Your assignment:
Extract, from the listing that follows, each line containing the word "name".

Provided records:

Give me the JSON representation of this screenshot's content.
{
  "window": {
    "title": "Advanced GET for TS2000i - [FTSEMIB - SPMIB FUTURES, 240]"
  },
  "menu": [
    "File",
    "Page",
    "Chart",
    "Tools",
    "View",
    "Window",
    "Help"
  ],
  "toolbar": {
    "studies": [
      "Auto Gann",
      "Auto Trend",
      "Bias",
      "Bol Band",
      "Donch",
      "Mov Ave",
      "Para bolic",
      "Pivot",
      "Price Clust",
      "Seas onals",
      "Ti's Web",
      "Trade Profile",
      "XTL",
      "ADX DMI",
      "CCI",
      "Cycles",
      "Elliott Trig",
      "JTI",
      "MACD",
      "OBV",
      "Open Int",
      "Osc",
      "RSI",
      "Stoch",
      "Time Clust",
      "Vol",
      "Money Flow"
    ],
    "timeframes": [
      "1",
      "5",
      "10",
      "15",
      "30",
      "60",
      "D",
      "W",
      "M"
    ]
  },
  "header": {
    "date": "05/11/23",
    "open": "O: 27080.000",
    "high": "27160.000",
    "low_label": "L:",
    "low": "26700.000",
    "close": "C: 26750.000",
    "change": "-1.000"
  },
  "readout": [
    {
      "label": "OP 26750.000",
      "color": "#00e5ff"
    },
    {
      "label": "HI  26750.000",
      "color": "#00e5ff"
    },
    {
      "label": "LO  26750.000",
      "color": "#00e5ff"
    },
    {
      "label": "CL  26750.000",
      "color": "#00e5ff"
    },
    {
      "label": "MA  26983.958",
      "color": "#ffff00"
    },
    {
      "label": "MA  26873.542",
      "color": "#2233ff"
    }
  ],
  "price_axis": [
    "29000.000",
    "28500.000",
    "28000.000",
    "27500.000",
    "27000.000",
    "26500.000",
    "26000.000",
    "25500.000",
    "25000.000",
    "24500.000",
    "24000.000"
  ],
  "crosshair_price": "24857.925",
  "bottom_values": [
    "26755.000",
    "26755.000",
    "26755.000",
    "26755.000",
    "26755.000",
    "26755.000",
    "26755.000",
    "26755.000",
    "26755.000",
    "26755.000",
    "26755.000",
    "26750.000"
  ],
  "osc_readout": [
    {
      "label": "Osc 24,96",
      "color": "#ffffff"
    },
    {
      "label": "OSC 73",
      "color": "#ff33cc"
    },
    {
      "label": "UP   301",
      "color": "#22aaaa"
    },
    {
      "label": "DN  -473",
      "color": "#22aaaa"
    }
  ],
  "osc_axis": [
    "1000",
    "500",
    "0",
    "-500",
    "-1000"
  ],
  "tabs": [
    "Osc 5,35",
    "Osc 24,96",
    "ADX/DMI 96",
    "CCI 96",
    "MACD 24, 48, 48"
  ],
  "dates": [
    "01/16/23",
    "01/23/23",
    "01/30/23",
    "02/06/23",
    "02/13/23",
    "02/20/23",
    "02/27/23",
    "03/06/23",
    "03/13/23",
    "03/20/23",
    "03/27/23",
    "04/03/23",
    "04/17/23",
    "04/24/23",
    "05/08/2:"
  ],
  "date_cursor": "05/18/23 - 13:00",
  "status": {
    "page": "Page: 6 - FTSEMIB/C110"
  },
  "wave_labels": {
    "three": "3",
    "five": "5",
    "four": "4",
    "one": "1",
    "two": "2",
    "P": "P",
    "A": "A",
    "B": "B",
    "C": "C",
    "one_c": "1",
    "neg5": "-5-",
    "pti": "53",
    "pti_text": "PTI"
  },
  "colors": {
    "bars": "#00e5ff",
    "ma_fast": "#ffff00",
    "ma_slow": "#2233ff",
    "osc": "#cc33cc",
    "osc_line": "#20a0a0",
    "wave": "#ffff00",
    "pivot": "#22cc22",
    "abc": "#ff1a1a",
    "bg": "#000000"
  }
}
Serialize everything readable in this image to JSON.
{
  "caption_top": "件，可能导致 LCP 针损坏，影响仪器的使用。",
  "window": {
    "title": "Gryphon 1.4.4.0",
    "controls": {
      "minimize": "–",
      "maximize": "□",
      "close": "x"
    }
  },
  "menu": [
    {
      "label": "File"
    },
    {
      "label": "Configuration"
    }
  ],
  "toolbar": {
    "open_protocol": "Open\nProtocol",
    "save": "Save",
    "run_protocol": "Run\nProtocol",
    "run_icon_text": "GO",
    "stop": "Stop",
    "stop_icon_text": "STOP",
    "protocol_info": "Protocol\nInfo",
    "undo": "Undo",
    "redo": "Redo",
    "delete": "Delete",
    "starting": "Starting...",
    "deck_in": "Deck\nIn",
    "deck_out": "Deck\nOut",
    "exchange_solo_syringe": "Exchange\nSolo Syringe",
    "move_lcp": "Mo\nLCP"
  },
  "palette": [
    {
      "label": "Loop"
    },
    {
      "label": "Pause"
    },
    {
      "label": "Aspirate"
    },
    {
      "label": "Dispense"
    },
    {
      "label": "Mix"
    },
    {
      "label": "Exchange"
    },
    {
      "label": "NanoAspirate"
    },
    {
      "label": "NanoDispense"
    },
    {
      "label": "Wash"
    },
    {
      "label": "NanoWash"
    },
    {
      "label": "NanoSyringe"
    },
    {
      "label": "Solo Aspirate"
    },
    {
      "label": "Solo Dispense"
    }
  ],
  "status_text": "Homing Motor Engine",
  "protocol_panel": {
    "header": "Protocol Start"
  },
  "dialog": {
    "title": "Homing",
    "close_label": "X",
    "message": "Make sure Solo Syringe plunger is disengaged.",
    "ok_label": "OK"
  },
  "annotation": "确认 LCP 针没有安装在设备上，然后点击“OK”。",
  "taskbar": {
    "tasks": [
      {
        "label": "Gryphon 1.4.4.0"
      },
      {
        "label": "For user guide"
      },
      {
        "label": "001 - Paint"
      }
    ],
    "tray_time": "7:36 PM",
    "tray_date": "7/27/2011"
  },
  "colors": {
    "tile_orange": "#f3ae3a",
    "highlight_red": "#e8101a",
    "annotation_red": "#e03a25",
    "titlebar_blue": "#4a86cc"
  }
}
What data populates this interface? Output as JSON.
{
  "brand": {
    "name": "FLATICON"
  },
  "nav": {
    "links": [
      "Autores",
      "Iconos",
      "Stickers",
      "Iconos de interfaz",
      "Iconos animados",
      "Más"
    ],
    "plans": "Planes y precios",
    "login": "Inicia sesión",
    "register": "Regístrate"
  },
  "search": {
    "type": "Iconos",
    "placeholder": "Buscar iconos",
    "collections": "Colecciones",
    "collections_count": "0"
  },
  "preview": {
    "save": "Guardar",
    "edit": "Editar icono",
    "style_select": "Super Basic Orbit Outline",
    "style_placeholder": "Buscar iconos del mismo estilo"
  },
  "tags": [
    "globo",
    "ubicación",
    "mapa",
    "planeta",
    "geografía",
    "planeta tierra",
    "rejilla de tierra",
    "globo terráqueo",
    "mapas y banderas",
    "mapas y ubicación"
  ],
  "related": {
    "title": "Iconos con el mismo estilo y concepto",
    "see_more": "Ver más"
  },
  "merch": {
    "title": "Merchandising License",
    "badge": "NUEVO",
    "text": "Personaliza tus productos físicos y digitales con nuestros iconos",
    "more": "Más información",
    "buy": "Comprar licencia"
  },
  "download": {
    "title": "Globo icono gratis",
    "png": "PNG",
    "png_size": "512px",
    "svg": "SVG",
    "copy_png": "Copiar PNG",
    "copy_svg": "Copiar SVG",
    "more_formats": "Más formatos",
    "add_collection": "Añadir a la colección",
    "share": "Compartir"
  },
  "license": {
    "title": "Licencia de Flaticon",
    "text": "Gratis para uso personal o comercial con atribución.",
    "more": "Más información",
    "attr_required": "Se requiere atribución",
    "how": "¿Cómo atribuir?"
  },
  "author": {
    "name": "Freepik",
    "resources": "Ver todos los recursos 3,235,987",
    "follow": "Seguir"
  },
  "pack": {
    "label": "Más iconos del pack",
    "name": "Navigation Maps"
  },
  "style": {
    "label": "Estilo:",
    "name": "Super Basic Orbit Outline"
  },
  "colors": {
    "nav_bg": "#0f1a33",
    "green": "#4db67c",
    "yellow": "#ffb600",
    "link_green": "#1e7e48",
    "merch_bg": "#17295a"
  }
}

Result:
    "name": "FLATICON"
    "name": "Freepik",
    "name": "Navigation Maps"
    "name": "Super Basic Orbit Outline"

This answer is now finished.